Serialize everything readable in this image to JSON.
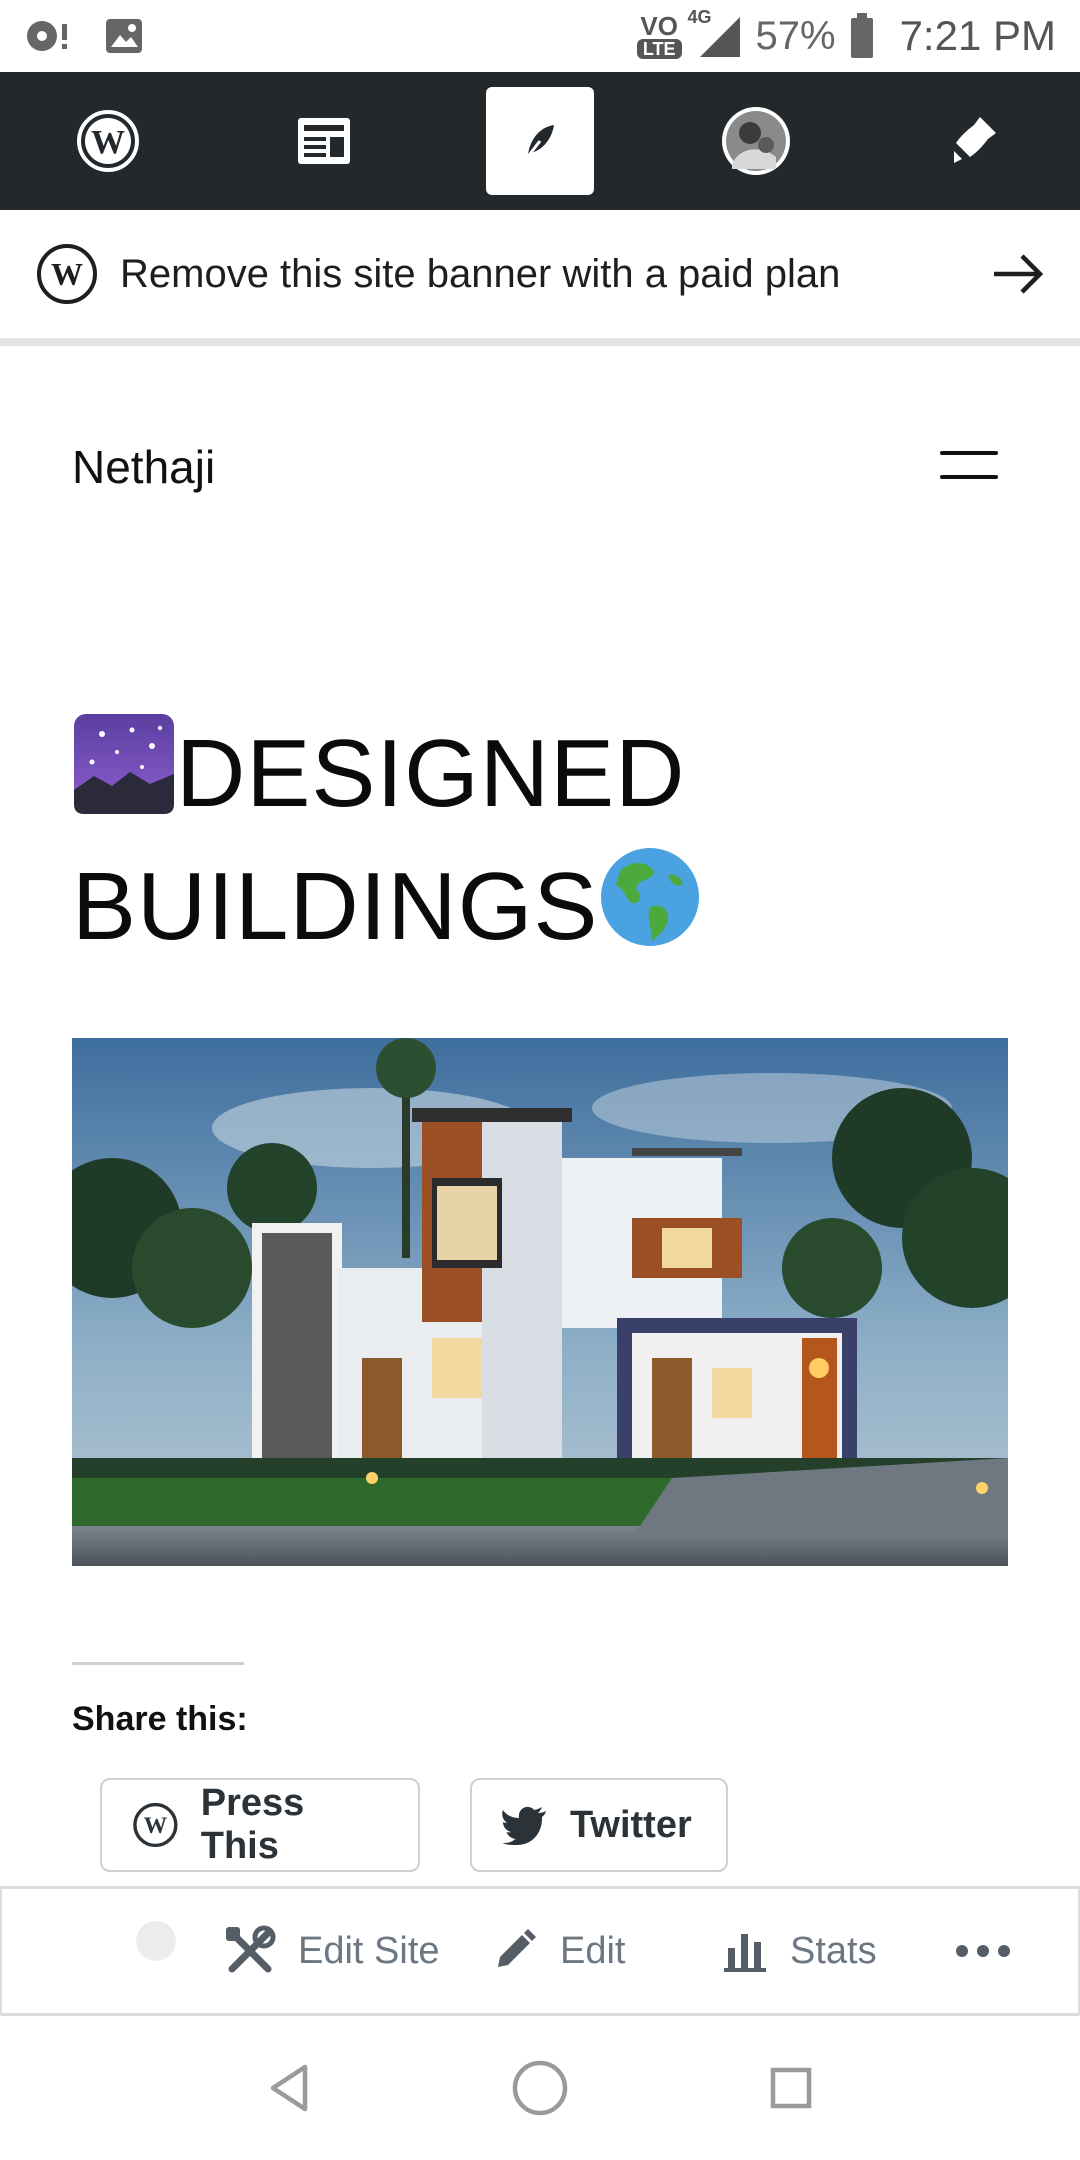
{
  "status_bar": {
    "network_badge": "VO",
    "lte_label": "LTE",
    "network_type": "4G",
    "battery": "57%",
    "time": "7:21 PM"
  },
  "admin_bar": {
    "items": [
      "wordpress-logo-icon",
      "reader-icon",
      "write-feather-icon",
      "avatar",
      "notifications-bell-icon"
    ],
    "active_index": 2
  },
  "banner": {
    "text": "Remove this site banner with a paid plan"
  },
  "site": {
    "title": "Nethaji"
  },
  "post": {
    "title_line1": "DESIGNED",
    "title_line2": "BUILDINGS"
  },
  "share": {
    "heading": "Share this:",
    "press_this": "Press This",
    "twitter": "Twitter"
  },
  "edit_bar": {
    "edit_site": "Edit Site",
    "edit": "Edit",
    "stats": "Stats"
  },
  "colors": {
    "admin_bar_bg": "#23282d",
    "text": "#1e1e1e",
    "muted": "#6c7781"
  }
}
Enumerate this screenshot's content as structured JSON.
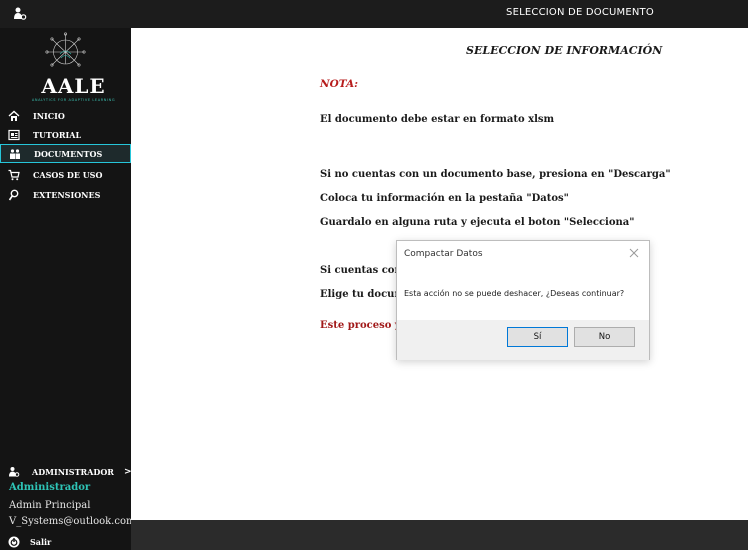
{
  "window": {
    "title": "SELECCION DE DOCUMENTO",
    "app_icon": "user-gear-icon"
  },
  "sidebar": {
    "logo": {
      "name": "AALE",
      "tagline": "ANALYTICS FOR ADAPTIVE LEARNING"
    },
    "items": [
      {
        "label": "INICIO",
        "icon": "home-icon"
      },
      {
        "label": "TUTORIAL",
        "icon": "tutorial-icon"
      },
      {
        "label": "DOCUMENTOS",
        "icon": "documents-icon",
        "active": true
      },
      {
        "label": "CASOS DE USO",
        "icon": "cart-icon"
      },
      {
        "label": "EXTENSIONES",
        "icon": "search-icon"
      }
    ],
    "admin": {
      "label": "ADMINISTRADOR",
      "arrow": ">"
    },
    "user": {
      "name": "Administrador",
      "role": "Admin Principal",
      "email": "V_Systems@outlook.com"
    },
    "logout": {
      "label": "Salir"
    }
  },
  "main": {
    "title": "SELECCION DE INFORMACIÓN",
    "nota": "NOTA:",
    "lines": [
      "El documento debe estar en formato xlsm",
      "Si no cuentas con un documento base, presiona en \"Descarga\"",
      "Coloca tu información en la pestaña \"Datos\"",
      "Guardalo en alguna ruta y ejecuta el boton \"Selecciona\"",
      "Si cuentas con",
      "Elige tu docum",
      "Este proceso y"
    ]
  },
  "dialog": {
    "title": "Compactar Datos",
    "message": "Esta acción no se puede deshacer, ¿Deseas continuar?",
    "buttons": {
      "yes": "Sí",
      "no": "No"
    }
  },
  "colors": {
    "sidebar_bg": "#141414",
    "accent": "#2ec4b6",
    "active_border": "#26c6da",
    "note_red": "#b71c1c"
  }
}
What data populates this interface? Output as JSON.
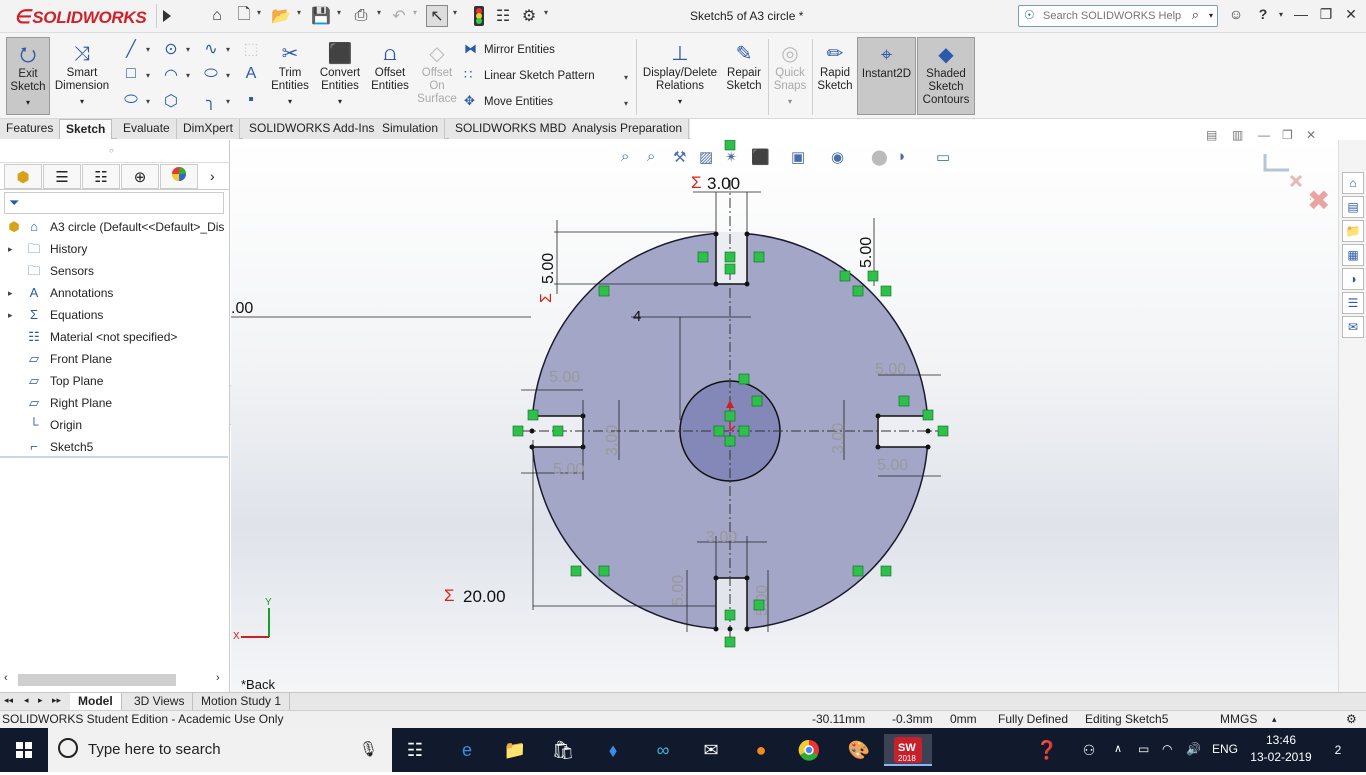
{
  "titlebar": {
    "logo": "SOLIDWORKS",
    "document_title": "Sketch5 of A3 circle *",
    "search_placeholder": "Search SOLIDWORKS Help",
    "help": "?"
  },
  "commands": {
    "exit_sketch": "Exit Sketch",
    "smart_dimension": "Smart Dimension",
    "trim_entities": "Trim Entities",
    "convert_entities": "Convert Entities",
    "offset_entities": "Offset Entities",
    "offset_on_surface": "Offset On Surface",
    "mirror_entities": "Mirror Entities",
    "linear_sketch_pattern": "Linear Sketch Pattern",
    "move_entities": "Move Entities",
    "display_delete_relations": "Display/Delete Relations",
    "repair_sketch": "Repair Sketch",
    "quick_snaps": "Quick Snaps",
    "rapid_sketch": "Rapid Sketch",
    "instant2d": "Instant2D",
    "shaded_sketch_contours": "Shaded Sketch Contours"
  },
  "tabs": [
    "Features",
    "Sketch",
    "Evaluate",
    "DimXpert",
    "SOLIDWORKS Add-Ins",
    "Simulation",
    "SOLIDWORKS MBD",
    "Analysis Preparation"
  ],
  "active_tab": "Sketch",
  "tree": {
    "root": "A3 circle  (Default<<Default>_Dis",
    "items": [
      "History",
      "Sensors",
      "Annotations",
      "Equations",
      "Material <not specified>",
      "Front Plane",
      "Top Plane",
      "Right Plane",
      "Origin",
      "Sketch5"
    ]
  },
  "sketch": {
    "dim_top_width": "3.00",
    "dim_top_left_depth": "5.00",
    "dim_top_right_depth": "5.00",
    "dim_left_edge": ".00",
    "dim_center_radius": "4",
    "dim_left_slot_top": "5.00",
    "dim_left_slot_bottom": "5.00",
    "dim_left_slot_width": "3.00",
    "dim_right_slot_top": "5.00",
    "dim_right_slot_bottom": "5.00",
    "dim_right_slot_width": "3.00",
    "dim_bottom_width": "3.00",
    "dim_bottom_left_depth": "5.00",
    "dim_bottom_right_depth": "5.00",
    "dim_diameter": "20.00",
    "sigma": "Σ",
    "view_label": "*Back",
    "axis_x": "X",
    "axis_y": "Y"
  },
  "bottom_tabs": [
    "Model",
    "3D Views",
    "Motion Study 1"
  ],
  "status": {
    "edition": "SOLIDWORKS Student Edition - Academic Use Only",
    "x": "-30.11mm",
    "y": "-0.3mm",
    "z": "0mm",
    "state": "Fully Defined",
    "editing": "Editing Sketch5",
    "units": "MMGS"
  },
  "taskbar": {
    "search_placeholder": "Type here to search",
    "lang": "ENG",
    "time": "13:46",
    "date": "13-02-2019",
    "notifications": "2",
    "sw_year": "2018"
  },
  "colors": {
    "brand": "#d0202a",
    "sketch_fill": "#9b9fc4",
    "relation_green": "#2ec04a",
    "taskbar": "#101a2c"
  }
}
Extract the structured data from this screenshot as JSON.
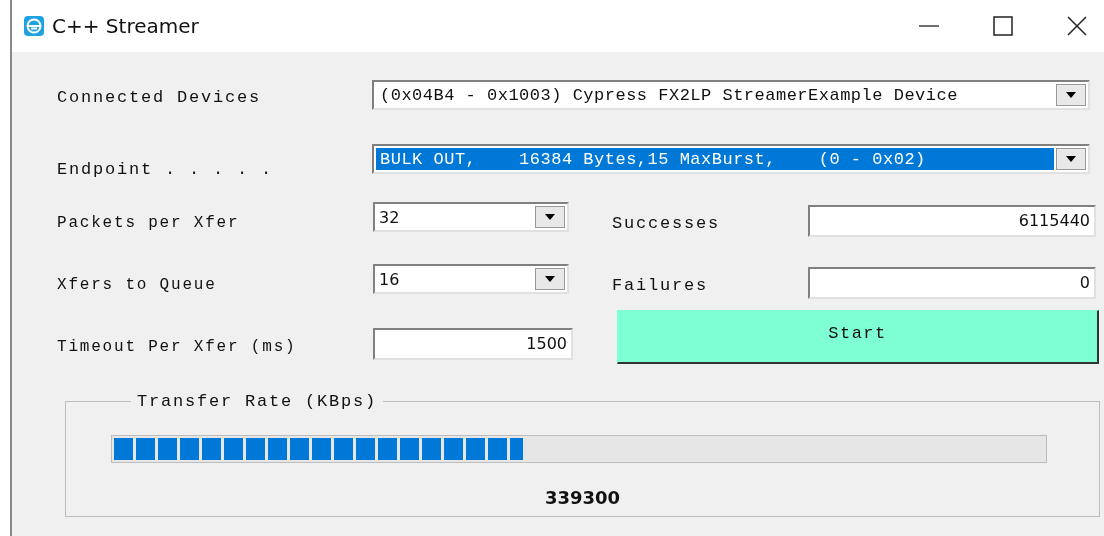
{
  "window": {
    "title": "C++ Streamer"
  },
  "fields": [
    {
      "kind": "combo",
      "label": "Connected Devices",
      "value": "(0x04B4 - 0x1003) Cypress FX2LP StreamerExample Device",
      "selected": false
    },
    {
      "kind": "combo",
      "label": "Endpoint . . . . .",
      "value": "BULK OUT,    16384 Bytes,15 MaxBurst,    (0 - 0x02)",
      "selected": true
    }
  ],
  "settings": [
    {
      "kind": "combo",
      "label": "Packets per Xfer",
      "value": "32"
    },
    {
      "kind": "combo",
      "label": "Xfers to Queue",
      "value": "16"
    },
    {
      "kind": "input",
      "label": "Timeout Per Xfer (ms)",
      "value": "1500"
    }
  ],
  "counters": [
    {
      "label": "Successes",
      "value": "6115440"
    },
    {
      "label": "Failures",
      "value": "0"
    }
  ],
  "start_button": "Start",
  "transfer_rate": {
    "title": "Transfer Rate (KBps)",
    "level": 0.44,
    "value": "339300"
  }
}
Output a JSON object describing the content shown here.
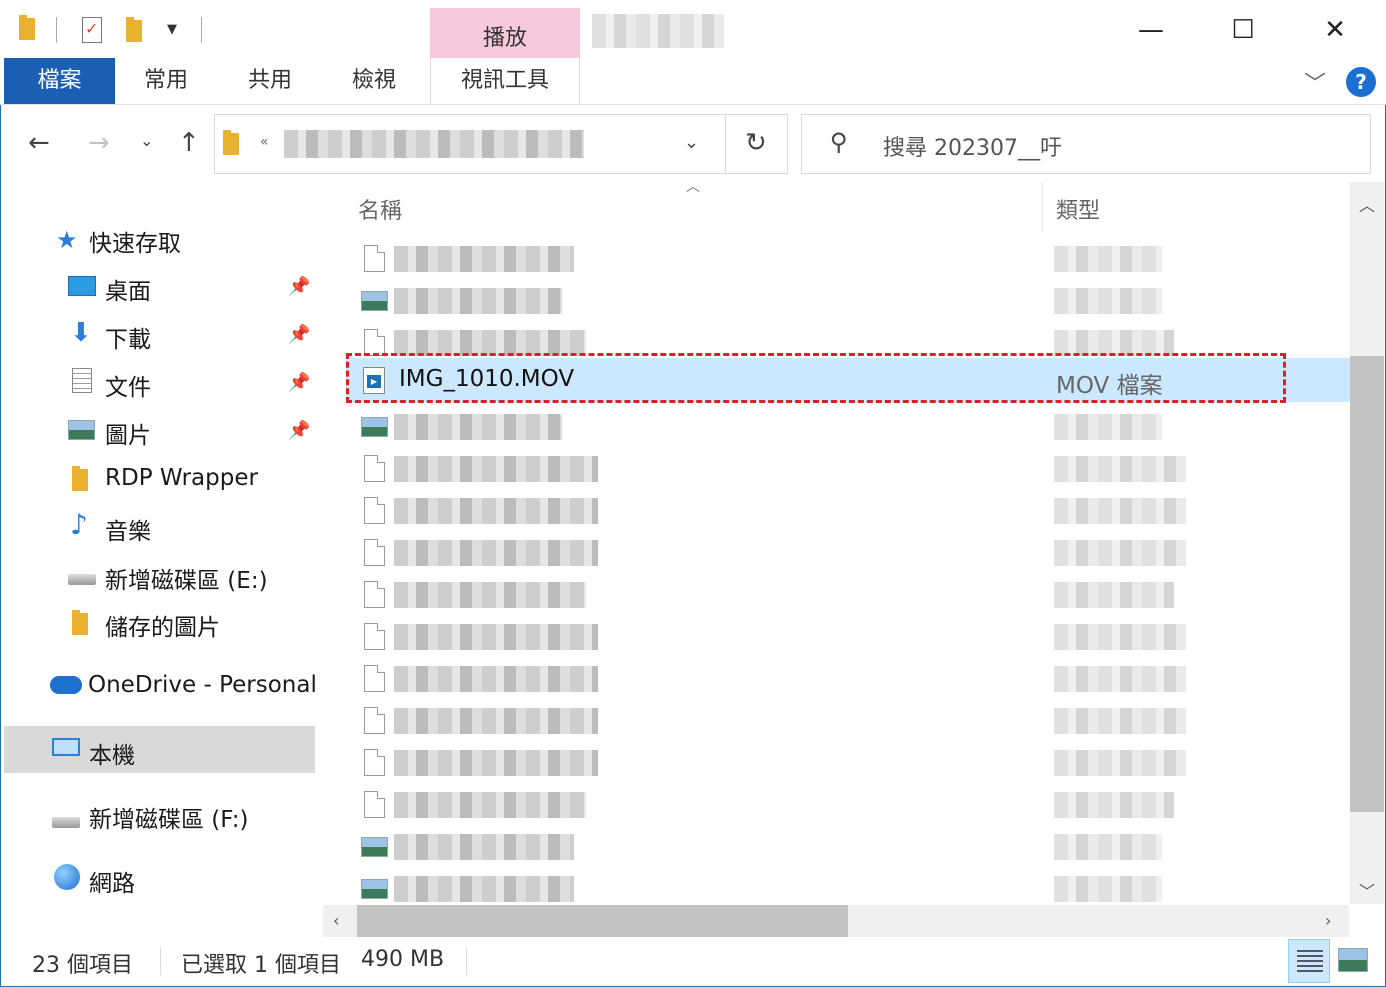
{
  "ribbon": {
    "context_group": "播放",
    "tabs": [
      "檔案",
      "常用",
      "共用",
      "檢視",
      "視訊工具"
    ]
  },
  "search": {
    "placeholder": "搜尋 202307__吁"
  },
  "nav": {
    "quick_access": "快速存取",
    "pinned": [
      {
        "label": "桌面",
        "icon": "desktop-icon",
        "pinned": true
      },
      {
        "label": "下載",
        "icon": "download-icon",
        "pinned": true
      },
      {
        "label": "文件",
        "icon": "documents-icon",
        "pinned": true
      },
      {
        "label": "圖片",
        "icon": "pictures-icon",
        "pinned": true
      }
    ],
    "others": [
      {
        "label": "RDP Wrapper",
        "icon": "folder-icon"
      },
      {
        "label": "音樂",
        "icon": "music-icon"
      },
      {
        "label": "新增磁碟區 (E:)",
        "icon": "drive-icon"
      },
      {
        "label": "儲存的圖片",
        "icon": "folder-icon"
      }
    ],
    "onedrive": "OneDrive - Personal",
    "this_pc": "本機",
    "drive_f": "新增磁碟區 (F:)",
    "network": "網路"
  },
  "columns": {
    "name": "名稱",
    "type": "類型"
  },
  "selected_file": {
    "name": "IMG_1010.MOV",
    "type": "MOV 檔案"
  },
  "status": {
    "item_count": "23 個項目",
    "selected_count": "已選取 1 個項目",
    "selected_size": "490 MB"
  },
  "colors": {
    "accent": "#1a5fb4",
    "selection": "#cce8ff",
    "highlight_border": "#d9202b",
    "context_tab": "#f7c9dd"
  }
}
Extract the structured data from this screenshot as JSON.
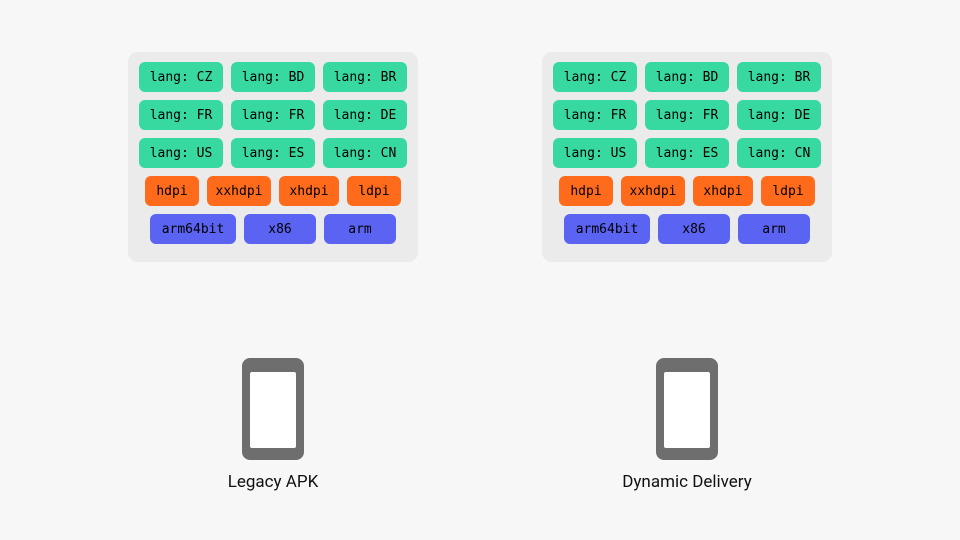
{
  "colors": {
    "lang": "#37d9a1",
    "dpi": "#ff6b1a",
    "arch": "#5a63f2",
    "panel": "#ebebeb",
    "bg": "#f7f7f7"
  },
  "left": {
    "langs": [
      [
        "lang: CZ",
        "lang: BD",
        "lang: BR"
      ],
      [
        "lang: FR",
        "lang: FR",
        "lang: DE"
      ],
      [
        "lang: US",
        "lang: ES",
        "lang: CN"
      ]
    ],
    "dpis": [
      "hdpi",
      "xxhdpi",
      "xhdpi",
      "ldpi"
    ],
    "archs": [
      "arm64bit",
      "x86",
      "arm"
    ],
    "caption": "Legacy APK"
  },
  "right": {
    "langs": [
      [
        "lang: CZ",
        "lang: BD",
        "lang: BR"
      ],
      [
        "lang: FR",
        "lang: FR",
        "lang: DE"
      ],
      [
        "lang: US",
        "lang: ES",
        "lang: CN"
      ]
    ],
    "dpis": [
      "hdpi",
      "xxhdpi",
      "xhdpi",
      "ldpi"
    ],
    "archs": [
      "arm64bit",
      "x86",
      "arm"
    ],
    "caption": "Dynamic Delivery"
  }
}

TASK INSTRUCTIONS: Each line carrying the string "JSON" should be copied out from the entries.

SOLUTION TO THIS PROBLEM:
Serialize everything readable in this image to JSON.
Enumerate this screenshot's content as structured JSON.
What data populates this interface? Output as JSON.
Extract the structured data from this screenshot as JSON.
Output a JSON object describing the content shown here.
Extract the structured data from this screenshot as JSON.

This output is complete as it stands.